Scan the entries below. Return every line that includes "value".

━━ Excerpted data ━━

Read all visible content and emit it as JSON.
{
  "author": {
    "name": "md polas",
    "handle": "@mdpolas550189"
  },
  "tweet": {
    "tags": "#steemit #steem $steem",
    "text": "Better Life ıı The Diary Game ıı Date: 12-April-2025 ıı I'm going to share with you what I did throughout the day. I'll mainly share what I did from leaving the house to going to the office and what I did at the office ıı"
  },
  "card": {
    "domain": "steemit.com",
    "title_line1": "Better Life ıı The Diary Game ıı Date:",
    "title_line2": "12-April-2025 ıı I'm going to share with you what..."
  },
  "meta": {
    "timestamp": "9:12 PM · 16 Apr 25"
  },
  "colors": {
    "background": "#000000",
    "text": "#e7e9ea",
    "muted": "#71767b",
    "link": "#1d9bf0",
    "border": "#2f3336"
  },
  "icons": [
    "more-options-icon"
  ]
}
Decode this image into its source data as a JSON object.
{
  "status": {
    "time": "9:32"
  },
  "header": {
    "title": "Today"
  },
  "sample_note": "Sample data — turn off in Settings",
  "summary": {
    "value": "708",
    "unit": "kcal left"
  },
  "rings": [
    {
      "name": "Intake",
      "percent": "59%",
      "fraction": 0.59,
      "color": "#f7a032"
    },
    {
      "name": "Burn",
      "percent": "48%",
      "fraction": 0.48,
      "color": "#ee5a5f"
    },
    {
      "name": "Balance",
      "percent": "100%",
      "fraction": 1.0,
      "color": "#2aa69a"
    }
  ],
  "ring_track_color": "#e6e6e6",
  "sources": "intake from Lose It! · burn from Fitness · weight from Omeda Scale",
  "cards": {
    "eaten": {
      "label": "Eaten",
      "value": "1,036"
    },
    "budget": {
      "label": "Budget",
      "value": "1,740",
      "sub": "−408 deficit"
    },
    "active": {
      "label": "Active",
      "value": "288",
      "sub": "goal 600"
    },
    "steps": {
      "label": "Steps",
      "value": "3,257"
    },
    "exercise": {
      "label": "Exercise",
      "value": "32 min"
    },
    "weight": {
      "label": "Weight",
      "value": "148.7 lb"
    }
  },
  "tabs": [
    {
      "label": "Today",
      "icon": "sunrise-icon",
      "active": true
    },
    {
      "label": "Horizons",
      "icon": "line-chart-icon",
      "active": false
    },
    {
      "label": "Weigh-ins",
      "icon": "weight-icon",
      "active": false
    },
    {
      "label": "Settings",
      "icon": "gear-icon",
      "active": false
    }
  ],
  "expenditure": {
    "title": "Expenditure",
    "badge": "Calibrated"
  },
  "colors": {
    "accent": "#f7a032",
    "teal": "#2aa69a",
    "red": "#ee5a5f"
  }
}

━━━

(Response below)
    "value": "708",
      "value": "1,036"
      "value": "1,740",
      "value": "288",
      "value": "3,257"
      "value": "32 min"
      "value": "148.7 lb"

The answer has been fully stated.